(Day Two) Ecology After Nature
A Film and Moving Image Programme
Day Two of Ecology After Nature: Industries, Communities, and Environmental Memory, a moving image programme curated by Lukas Brasiskis. Marking a year since Glasgow hosted Cop26, the selection of twenty-two artists’ films focuses on the social and political effects of environmental issues and climate change. Screened over three days, with separate passes available for each day.
Day 2 includes Parts Two, Three and Four
Part Two | War Machines and Environmental Memories:
Beatriz Santiago Munoz
Sasha Litvintseva, Daniel Mann
The films in Part Two deconstruct the idea of the war machine and its infrastructures, focusing on the savage effect military ambitions have exerted on the environment. Erasing the boundaries between past and present, reality and dreams, these films critically examine entanglements of military and natural forces, proposing the war machine as a potential site of environmental memory.
Part Three | Decolonizing the Landscape:
David Kelley, Patty Chang
Susana de Sousa Dias
water sleep II Akaike river under Xizang Road
Su Yu Hsin
Landscape Series #1
Nguyễn Trinh Thi
How does one read landscapes across cultural boundaries and beyond colonial discourses of visibility?

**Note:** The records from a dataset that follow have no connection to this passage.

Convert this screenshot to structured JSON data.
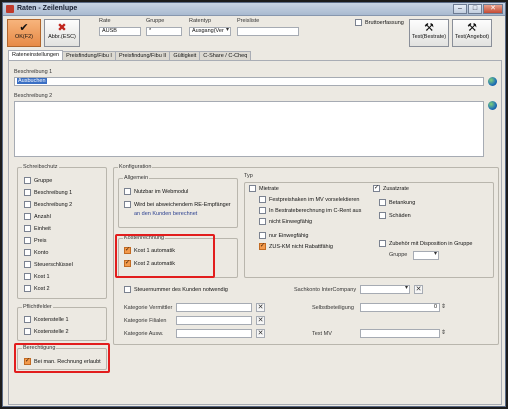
{
  "window": {
    "title": "Raten - Zeilenlupe",
    "minimize": "–",
    "maximize": "□",
    "close": "✕"
  },
  "toolbar": {
    "ok": "OK(F2)",
    "cancel": "Abbr.(ESC)",
    "rate_label": "Rate",
    "rate_value": "AUSB",
    "gruppe_label": "Gruppe",
    "gruppe_value": "*",
    "ratentyp_label": "Ratentyp",
    "ratentyp_value": "Ausgang(Ver",
    "preisliste_label": "Preisliste",
    "preisliste_value": "",
    "brutto_label": "Bruttoerfassung",
    "test_bestrate": "Test(Bestrate)",
    "test_angebot": "Test(Angebot)"
  },
  "tabs": [
    "Rateneinstellungen",
    "Preisfindung/Fibu I",
    "Preisfindung/Fibu II",
    "Gültigkeit",
    "C-Share / C-Cheq"
  ],
  "beschreibung1": {
    "label": "Beschreibung 1",
    "value": "Ausbuchen"
  },
  "beschreibung2": {
    "label": "Beschreibung 2",
    "value": ""
  },
  "schreibschutz": {
    "title": "Schreibschutz",
    "items": [
      "Gruppe",
      "Beschreibung 1",
      "Beschreibung 2",
      "Anzahl",
      "Einheit",
      "Preis",
      "Konto",
      "Steuerschlüssel",
      "Kost 1",
      "Kost 2"
    ]
  },
  "pflichtfelder": {
    "title": "Pflichtfelder",
    "items": [
      "Kostenstelle 1",
      "Kostenstelle 2"
    ]
  },
  "berechtigung": {
    "title": "Berechtigung",
    "item": "Bei man. Rechnung erlaubt"
  },
  "konfiguration": {
    "title": "Konfiguration",
    "allgemein_title": "Allgemein",
    "nutzbar": "Nutzbar im Webmodul",
    "wird_bei": "Wird bei abweichendem RE-Empfänger",
    "an_den": "an den Kunden berechnet",
    "kostenrechnung_title": "Kostenrechnung",
    "kost1": "Kost 1 automatik",
    "kost2": "Kost 2 automatik",
    "typ_title": "Typ",
    "mietrate": "Mietrate",
    "festpreishaken": "Festpreishaken im MV vorselektieren",
    "bestrate": "In Bestrateberechnung im C-Rent aus",
    "nicht_einweg1": "nicht Einwegfähig",
    "nur_einweg": "nur Einwegfähig",
    "zus_km": "ZUS-KM nicht Rabattfähig",
    "zusatzrate": "Zusatzrate",
    "betankung": "Betankung",
    "schaeden": "Schäden",
    "zubehoer": "Zubehör mit Disposition in Gruppe",
    "gruppe": "Gruppe",
    "steuernummer": "Steuernummer des Kunden notwendig",
    "sachkonto": "Sachkonto InterCompany",
    "kat_vermittler": "Kategorie Vermittler",
    "kat_filialen": "Kategorie Filialen",
    "kat_auswert": "Kategorie Ausw.",
    "selbstbeteiligung": "Selbstbeteiligung",
    "selbstbeteiligung_value": "0",
    "text_mv": "Text MV"
  },
  "icons": {
    "ok": "check-icon",
    "cancel": "x-icon",
    "test": "tools-icon",
    "globe": "globe-icon"
  },
  "colors": {
    "accent": "#f39a4c",
    "highlight": "#e21d1d",
    "selection": "#3a6fc4"
  }
}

Part Three investigates various forms of dominant representations of landscapes and their invisible pasts. They invite us to reconsider the culturally specific dichotomies between the visible and the invisible, and ponder landscapes' relationship to identity and colonial power.
Part Four | Reading the Earth:
The Otolith Group
Ernst Karel, Toby Lee, Paweł Wojtasik
4 Waters-Deep Implicancy
Arjuna Neuman, Denise Ferreira da Silva 2018 30min
In the age of advanced technology, the earth could be read as if it were a script that needs to be interpreted—a trace of its own past and future. This recalls traditional beliefs in animistic nature and begs the question: What are the political implications of recognizing that everything—including rocks, garbage, polluted air, volcanic deserts, the oceans—is alive? The films in Part Four examine images of vibrant matter composed by a complex web of active bodies and materials.
More about Ecology After Nature
Marking a year since Glasgow hosted Cop26, Tramway presents Ecology After Nature, a selection of twenty-two artists’ films shown in six thematic parts, focusing on the social and political effects of environmental issues and climate change.
Brought together by New York-based researcher and programmer Lukas Brasiskis, the moving image artists featured in this programme explore and interrogate the many forms that the ‘natural’ can take in today's world; from extractive industries, forgotten remnants of war machines, and the polluting warehouses of cryptomining, to misinterpreted birds, misheard earth strata, and vibrant landfills. The artist films in Ecologies After Nature urgently inquire how the infrastructural, the elemental, and the communal could be reassessed through moving images. At its core the programme tussles with the paradox inherent in reflecting on nature today, that in order to do we must let go of a reassuring idea of a pristine nature that exists outside of history, or inseparably from human activities, and apprehend instead an ecology after nature.
Ecology After Nature features films by;
David Kelley, Patty Chang, Daniel Mann, Eitan Efrat, Sasha Litvintseva, Graeme Arnfield, Jorge Jácome, Beatriz Santiago Munoz, Emilija Škarnulytė, Susana de Sousa Dias, Su Yu Hsin, Nguyễn Trinh Thi, The Otolith Group, Ernst Karel, Toby Lee, Paweł Wojtasik, Malena Szlam, Arjuna Neuman, Denise Ferreira da Silva, Zlatko Ćosić, Misho Antadze,Ivar Veermäe, Tomonari Nishikawa,Thirza Jean Cuthand, and Rugilė Barzdžiukaitė.
Ecology After Nature was originally commissioned by e-flux and presented as an online program on e-flux Video and Film, where it ran for three months between August 14–November 8, 2020.
Part Four | Reading the Earth is produced in collaboration with LUX Scotland